Sunday, January 9, 2022
By: Amelia McDaniel, Lay Associate for Christian Formation
I ran across a poem recently. Poems I particularly admire are written with an economy of words. The barest number of words can be used to evoke a universe of thoughts and feelings. I want to be clear I came to appreciate poetry later in life. Not long ago at all really. Maybe it’s because I have realized that I myself use way too many words that I have come to this appreciation.
This poem, by Maggie Smith, struck me when I saw it on New Year’s Day.
The rain is a broken piano, playing the same note over and over.
My five-year-old said that. Already she knows loving the world means loving the wobbles you can’t shim, the creaks you can’t oil silent – the jerry rigged parts, MacGyvered with twine and chewing gum.
Let me love the cold rain’s plinking. Let me love the world the way I love my young son, not only when he cups my face in his sticky hands, but when, roughhousing, he accidentally splits my lip.
Let me love the world like a mother. Let me be tender when it lets me down.
Let me listen to the rain’s one note and hear a beginner’s song.

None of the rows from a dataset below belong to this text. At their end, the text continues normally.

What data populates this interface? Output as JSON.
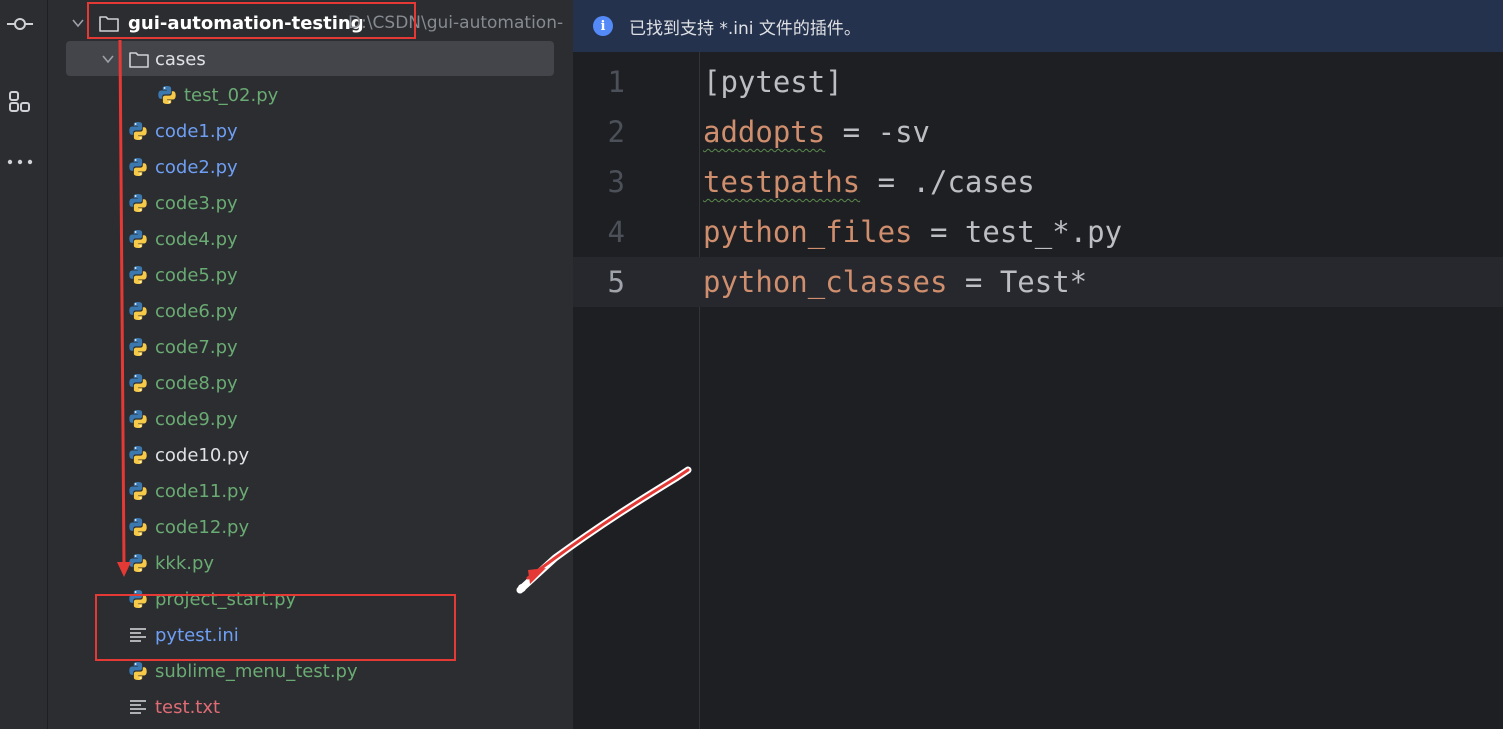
{
  "project": {
    "root_name": "gui-automation-testing",
    "root_path": "D:\\CSDN\\gui-automation-",
    "folder_cases": "cases",
    "files": [
      {
        "name": "test_02.py",
        "color": "green",
        "type": "python"
      },
      {
        "name": "code1.py",
        "color": "blue",
        "type": "python"
      },
      {
        "name": "code2.py",
        "color": "blue",
        "type": "python"
      },
      {
        "name": "code3.py",
        "color": "green",
        "type": "python"
      },
      {
        "name": "code4.py",
        "color": "green",
        "type": "python"
      },
      {
        "name": "code5.py",
        "color": "green",
        "type": "python"
      },
      {
        "name": "code6.py",
        "color": "green",
        "type": "python"
      },
      {
        "name": "code7.py",
        "color": "green",
        "type": "python"
      },
      {
        "name": "code8.py",
        "color": "green",
        "type": "python"
      },
      {
        "name": "code9.py",
        "color": "green",
        "type": "python"
      },
      {
        "name": "code10.py",
        "color": "white",
        "type": "python"
      },
      {
        "name": "code11.py",
        "color": "green",
        "type": "python"
      },
      {
        "name": "code12.py",
        "color": "green",
        "type": "python"
      },
      {
        "name": "kkk.py",
        "color": "green",
        "type": "python"
      },
      {
        "name": "project_start.py",
        "color": "green",
        "type": "python"
      },
      {
        "name": "pytest.ini",
        "color": "blue",
        "type": "text"
      },
      {
        "name": "sublime_menu_test.py",
        "color": "green",
        "type": "python"
      },
      {
        "name": "test.txt",
        "color": "red",
        "type": "text"
      }
    ]
  },
  "editor": {
    "banner_text": "已找到支持 *.ini 文件的插件。",
    "banner_icon": "info-icon",
    "lines": [
      {
        "num": "1",
        "key": "[pytest]",
        "op": "",
        "value": ""
      },
      {
        "num": "2",
        "key": "addopts",
        "op": " = ",
        "value": "-sv"
      },
      {
        "num": "3",
        "key": "testpaths",
        "op": " = ",
        "value": "./cases"
      },
      {
        "num": "4",
        "key": "python_files",
        "op": " = ",
        "value": "test_*.py"
      },
      {
        "num": "5",
        "key": "python_classes",
        "op": " = ",
        "value": "Test*"
      }
    ]
  },
  "colors": {
    "annotation": "#e53935",
    "green": "#6aab73",
    "blue": "#6f9ff5",
    "red": "#e06c75",
    "key": "#cf8e6d"
  },
  "icons": [
    "commit-icon",
    "structure-icon",
    "more-icon",
    "folder-icon",
    "python-file-icon",
    "text-file-icon",
    "chevron-down-icon"
  ]
}
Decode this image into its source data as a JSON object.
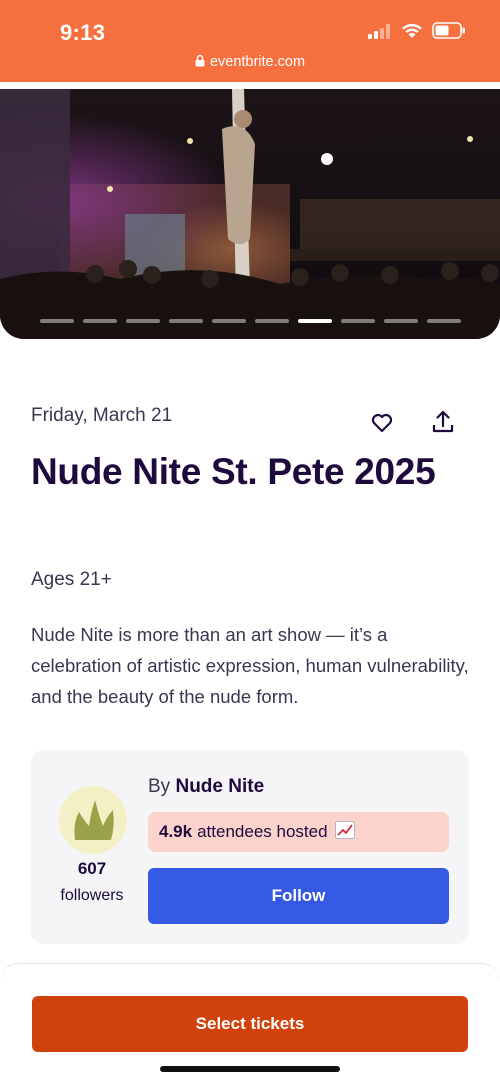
{
  "status_bar": {
    "time": "9:13",
    "url": "eventbrite.com",
    "icons": [
      "signal-icon",
      "wifi-icon",
      "battery-icon"
    ],
    "background": "#f56f3f"
  },
  "hero": {
    "carousel_total": 10,
    "carousel_active_index": 6
  },
  "event": {
    "date": "Friday, March 21",
    "title": "Nude Nite St. Pete 2025",
    "ages": "Ages 21+",
    "description": "Nude Nite is more than an art show — it’s a celebration of artistic expression, human vulnerability, and the beauty of the nude form."
  },
  "actions": {
    "like_icon": "heart-icon",
    "share_icon": "share-icon"
  },
  "organizer": {
    "by_prefix": "By",
    "name": "Nude Nite",
    "followers_count": "607",
    "followers_label": "followers",
    "hosted_count": "4.9k",
    "hosted_text": "attendees hosted",
    "hosted_emoji": "📈",
    "follow_label": "Follow"
  },
  "footer": {
    "select_tickets_label": "Select tickets"
  },
  "colors": {
    "accent_orange": "#d1410c",
    "follow_blue": "#3659e3",
    "hosted_pink": "#fbd2cc",
    "title_navy": "#1e0a3c"
  }
}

There is so much I love about this poem. I understand the imagery because it is true for me too.
I particularly love her description of getting walloped by a child. I’ve had my own lip split open more than once by the ginormous head of a kid. Maybe you have too. It’s an out of body experience. Because your brain’s fight or flight mode is triggered when you receive a blow like that. And here you are holding this fragile creature who has effectively just punched you. All the tenderness and love you have for the little boxer you are holding in your arms meets with the rage you instinctively feel. It’s an odd sensation. Because love washes that adrenaline fueled rage away. Maybe not instantly, but pretty darn quickly. And you gaze at your own prize fighter with adoration with a sense of I love you no matter what.
As I read this poem, the beginner’s song the poet refers to, the song that plinks down steadily, in one note, that I heard is I love you, no matter what.